Chili Cook-Off

I love chili. Mom made great chili. Some of my best memories were during the Rose Bowl or Super Bowl eating way too much of her chili. While mom can never be replaced, I do hope to one day find a decent chili cooking woman who wouldn’t mind fixing me a bowl once or twice a year. So when I got the invitation for a chili cook off, that at first I thought was spam, I accepted.

A group of close friends were holding this chili cook-off. I know one person in this group. A few months ago she gave my blog address to one of her friends. Her friend who organized the cook-off was kind enough to invite me.

I always get excited about meeting new people, especially in groups. The dynamics of the way people accept a stranger like me into the group always tell a lot about people who make up that group.

The Chili Cook-off took place only blocks from where I spent the first ten years of my life. It is a fun part of the city. Great memories still wait on every corner and wave to me as I drive past. It’s a neighborhood I could easily see myself living in once again, I tell myself often, but have never made any real effort to return – knowing full well you can never go home again.

It was not the small and quaint gathering I thought it might be from the invitation, rather a full blown party of about fifty people, 16 delicious recipes, lights, music, and even event tee-shirts to remember the event.

There were three people I knew there and everyone else was a potential new friend.

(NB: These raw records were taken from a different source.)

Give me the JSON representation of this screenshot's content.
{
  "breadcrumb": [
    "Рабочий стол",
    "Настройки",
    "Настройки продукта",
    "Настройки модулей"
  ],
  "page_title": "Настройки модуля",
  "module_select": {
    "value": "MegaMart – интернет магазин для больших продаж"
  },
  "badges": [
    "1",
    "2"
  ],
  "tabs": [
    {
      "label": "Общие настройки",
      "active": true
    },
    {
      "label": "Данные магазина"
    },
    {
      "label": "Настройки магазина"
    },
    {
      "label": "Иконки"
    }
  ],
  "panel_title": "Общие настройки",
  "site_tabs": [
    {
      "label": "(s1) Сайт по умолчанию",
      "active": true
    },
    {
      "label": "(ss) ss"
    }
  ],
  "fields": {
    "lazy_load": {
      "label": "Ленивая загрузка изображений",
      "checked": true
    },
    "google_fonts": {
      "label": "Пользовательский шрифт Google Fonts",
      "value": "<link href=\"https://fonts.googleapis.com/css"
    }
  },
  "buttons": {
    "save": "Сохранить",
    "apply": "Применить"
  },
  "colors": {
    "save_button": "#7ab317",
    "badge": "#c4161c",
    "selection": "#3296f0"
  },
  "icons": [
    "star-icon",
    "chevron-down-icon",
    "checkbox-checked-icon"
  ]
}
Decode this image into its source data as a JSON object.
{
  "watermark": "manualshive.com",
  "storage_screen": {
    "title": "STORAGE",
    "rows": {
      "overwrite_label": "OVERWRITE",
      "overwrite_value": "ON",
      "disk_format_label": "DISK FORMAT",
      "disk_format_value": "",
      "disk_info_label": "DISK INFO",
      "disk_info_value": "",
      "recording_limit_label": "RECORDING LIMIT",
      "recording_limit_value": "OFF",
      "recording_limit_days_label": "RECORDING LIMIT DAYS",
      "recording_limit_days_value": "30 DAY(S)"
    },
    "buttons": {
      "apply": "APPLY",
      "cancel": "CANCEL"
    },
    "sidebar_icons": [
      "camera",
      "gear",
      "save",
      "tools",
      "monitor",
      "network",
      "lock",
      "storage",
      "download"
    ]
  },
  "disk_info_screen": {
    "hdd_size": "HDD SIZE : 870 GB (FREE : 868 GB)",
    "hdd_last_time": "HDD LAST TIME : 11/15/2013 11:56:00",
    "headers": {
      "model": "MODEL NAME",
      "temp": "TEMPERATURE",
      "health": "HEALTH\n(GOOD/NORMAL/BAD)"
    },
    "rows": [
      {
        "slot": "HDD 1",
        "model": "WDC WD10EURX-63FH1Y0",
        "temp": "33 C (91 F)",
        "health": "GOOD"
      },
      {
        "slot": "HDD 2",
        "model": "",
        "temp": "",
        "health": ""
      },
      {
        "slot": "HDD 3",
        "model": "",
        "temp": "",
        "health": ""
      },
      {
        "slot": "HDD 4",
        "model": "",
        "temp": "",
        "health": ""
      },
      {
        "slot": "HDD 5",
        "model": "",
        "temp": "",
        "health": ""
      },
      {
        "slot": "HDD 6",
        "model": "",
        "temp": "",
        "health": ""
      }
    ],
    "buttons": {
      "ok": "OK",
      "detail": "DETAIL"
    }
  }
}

So the goals of the evening were first, to introduce myself to everyone at the party (this is pretty easy for me as I am not shy) and second, to find out as much as I could about the chili.

The cook off worked like this: You stop by the chili display; have a sample in a small cup, chat with the cook, and move on to the next pot. Between eating and getting to the next chili, you made new friends or caught up with old ones.

At the first booth I was served Funky Chicken Chili. This is where I met Frank the Funky Chili Chicken. He was a disturbing “Big Bird” knock off from a small Asian manufacturer with his yellow fuzz and creepy eyes. With the pulsing strobe light of the dance floor Frank looked more like something that might chase you during a bad acid trip… not that I would know (I do.) He became my wing-man for the night after I found a leaf in my cup.

Each of the following fifteen dishes had a unique taste, display, or name. One of the dishes was a family tradition from eighty years, and was described in a yarn at one point to have even had the same stainless steel pot forged by a great grandfather just for chili giving it certain taste. Another memorable experiment was the Anti-Chili that included cumin, cinnamon, and other exotic tastes I could not describe including chocolate. A cowboy dressed man served my favorite sweet traditional chili out of a pot surrounded by plastic western figures posed for action in a shoot out. Finally there was one person serving a chili that was actually cream of broccoli soup – which was really good, but not chili.
After everyone had their fill of chili, and the ballots were filled out and turned in, the first announcement came from the hostess. Third place was a tie between two chiefs. They needed to figure out a way to determine to choose one third place winner. My deep voice blurted out “dance off!” Everyone laughed hard at this. There were even a few people who shot chili out their nose at the notion. But in seconds the group began and to clap and chant “dance-off, dance-off.” A circle formed in the center, the two chief’s entered the circle and the music began – it was cowboy versus hip hop. The Cowboy had a few good traditional moves then stepped back. Hip hop went in and busted a move old school. Cowboy came back with a little line dancing. Hip hop ripped off his quick release pants and began to go to town on the floor with the worm. Hat in the air Cowboy came back strong. The crowd called out for the robot, and Hip hop made his big mistake of going against the fans will. Instead Hip hop went for the wave again. By applause, Cowboy had won third place.

Deserts were served. After meeting a cute couple of girls from Ann Arbor, a violinist and mortgage broker, I tried the greatest chocolate pie ever made. It turns out the cute violinist had made it. It also turns out that she has two siblings, the Funky Chili Chicken owner who gave me Frank, and the hostess who had invited me. It seemed there was a network here.

After desert I thought that the group was thinning and I planned to head home. Instead it turns out that everyone had just gone inside to escape the night chill. Several of the people at this event, including the home owner, were the children of people I had grown up with when I lived in this neighborhood.

Before it got too late I made one last round to say my good-byes and headed home. They are a good group of people. I was blessed and fortunate to have spent that time with them. While my colon is feeling a little beat up and the apartment is stinky, Frank and I thank you for a wonderful time.